Monday, December 6, 2010
From Calculated Risk, this graph "shows the job losses from the start of the employment recession, in percentage terms aligned at maximum job losses. For the current employment recession, employment peaked in December 2007, and this recession is by far the worst recession since WWII in percentage terms, and 2nd worst in terms of the unemployment rate (only the early '80s recession with a peak of 10.8 percent was worse)."
The current recession is in red.
Hat tip: Carol Furnish.
- David J. Doorey, In Defense of Transnational Domestic Labor Regulation, 43 Vanderbilt J. Transnat. L. 953 (2010).
- Jessica Knouse, Restructuring the Labor Market to Democratize the Public Forum, 39 Stetson L. Rev. 715 (2010).
- Nicole Buonocore Porter, Synergistic Solutions: An Integrated Approach to Solving the Caregiver Conundrum for "Real" Workers, 39 Stetson L. Rev. 777 (2010).

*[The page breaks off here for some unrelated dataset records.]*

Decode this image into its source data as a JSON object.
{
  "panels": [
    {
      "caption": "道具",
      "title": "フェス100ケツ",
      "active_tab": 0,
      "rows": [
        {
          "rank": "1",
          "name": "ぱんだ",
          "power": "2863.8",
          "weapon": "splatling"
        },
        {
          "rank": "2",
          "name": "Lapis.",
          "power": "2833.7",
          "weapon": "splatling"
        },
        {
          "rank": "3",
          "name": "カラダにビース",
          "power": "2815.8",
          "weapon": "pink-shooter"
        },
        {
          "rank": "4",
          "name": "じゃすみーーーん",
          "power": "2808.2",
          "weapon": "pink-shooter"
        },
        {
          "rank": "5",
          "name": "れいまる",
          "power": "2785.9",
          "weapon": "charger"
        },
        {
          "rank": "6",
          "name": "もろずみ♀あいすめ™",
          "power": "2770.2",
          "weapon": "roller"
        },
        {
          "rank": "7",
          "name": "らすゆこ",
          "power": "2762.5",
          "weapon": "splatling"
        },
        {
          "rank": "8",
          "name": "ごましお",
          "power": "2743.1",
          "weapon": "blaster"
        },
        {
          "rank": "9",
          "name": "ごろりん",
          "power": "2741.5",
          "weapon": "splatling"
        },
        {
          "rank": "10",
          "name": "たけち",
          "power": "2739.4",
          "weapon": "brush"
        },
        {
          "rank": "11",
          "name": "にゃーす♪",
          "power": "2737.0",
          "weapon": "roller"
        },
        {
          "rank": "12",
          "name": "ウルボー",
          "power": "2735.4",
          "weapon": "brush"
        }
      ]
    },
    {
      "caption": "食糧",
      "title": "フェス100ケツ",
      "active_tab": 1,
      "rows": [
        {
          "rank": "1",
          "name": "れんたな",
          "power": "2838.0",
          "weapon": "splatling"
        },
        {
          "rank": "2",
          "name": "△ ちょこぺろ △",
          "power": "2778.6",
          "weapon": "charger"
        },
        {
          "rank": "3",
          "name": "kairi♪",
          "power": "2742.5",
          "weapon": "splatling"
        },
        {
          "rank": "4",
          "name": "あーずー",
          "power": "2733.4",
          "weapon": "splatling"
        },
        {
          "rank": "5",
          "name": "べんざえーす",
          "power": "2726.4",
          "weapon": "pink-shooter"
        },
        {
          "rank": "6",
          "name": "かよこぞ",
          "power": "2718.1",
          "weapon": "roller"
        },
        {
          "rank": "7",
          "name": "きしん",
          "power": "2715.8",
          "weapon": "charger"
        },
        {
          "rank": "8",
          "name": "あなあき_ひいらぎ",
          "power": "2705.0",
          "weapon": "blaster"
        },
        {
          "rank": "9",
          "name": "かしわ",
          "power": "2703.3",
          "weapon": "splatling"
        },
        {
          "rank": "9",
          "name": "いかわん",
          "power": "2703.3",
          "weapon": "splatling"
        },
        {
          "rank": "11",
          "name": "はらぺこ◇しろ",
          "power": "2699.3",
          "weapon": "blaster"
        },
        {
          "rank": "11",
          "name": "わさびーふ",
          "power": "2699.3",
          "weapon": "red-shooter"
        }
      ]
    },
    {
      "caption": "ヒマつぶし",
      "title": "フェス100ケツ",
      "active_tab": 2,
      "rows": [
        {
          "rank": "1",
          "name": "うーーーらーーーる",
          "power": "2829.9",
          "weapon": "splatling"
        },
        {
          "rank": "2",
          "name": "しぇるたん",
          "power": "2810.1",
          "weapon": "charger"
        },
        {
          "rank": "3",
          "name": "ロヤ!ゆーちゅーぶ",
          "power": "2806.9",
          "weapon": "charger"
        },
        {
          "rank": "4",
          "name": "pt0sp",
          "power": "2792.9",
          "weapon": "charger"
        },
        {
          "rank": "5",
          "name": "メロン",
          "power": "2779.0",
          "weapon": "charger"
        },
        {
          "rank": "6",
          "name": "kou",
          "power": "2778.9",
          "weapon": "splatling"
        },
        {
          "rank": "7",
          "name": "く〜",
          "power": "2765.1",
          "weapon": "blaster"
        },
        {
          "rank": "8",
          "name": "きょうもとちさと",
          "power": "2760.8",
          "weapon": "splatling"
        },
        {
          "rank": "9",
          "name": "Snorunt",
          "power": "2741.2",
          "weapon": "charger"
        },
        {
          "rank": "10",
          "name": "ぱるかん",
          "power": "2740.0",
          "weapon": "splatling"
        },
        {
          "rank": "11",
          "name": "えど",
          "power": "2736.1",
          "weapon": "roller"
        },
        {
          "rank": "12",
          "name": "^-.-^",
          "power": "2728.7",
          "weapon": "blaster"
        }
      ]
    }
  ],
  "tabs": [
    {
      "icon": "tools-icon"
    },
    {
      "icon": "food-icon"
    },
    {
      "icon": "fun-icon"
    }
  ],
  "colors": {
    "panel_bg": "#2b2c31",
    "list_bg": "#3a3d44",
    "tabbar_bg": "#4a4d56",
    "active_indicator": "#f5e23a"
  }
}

- Katherine Francys Lambrose, Getting Back to Sex: The Need to Refine Current Anti-Discrimination Statutes to Include All Sexual Minorities, 39 Stetson L. Rev. 925 (2010).
- Jeffrey Douglas Jones, Enfeebling the ADA: The ADA Amendments Act of 2008, 62 Okla. L. Rev. (2010).
- Sandra Sperino, The New Calculus of Punitive Damages for Employment Discrimination Cases, 62 Okla. L. Rev. (2010).
We'll soon have to cite this case as Wal-Mart v. Dukes, because the Supreme Court just granted cert. to review the largest employment discrimination class action in history. As readers are aware, the issues at this point are not whether discrimination occurred, but whether there is a proper class. The questions granted by the Court, according to Scotusblog, are:
The first question will be whether, under Federal court Rule 23, a lawsuit may seek a money verdict — in this case, a claim for back pay — when the class was created under a provision that limits remedies to corrective court orders, not money. Besides agreeing to hear that, the Court told the parties to file briefs and prepare to argue on a second question — whether the class was a proper one, under Rule 23, when it was cleared to go forward under Rule 23(b)(2). A negative answer to the second issue might still leave open the possibility of a class case under a different part of Rule 23, part (b)(3) that does allow money claims.
As I noted earlier, I predict a reversal of the Ninth Circuit's grant of the class in Dukes. The questions presented makes the outcome possibly more nuanced, although I still doubt that the Court is going to allow any type of class this big. Stay tuned.